Austin Post-Bulletin highlight on 3rd year volunteer Michael Toso http://postbulletin.com/news/stories/display.php?id=1494209

Highlight on Senegal volunteer Ian Hennessee!


Malaria is an incredibly deadly, pervasive disease. It kills between 750,000 to 1.2 million people every year, mostly children and pregnant women.

When you really see it at the local level, though, its real impact becomes clear. In my host family alone every single child had malaria last year at least once, some three or four times. It exacts an extraordinarily heavy toll on the health, productivity, and finances of the village, and nearly every family has lost children to the disease.

Prevention work can have incredibly positive effect on the well being of these families. Simple interventions like bed nets, indoor residual spraying and prompt treatment can save huge amounts of money, time and ultimately lives.

- Peace Corps Health Volunteer Ian Hennessee

When I first started to understand these facts about malaria, I was filled with anger. It seemed like a tragedy. I couldn’t learn from the story, just mourn over it. But during the next two years of living and working in a tiny Senegalese village called Ndiago, I realized that we are living in a time of great hope and excitement. New technologies, growing awareness and intelligence, and a fresh zeal to eradicate malaria convince me that we’re about to see the disease’s hold on humanity ended, once and for all.
Blog from Senegal Peace Corps Volunteer Leader, Jessie Seiler, one of the first volunteers involved in the Stomping Out Malaria in Africa initiative: http://one.org/blog/2012/04/25/essay-from-senegal-what-the-ndiago-villagers-taught-me-about-malaria/
I realized malaria is not something to be overlooked for any reason— it’s been overlooked long enough.
From a 3rd year Peace Corps Volunteer in Zambia, read more here


I’m starting to work on a Bed Net Distribution and Installation Campaign. My plan is have trainings/demonstrations to heads of households in the rural areas we visit on how to install the nets, then give them a net and check-sheet of how to do it and send them on their way. A week or so later we pop back in to inspect how it went. This plan is a bit stalled right now as we’re waiting for the seasonal shipment of nets to come in for distribution.

 Until new nets are available, I have been working in the rural areas with a local Health Extension Worker on installations of preexisting nets.

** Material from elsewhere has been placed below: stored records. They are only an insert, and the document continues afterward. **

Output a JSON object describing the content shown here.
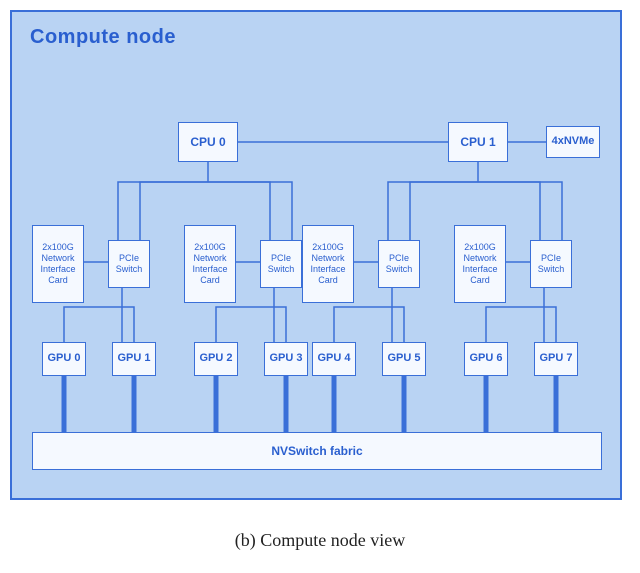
{
  "panel": {
    "title": "Compute node"
  },
  "cpus": [
    "CPU 0",
    "CPU 1"
  ],
  "nvme": "4xNVMe",
  "nic_label": "2x100G Network Interface Card",
  "pcie_label": "PCIe Switch",
  "gpus": [
    "GPU 0",
    "GPU 1",
    "GPU 2",
    "GPU 3",
    "GPU 4",
    "GPU 5",
    "GPU 6",
    "GPU 7"
  ],
  "fabric": "NVSwitch fabric",
  "caption": "(b) Compute node view",
  "colors": {
    "panel_bg": "#b9d3f3",
    "panel_border": "#3a6fd8",
    "box_bg": "#f5f9ff",
    "box_border": "#3a6fd8",
    "text": "#2a5fcf"
  }
}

This means sewing up holes, attempting to reinstall crazily hung nets, and just trying to keep my chin up.

Peace Corps Volunteer Jean DeMarco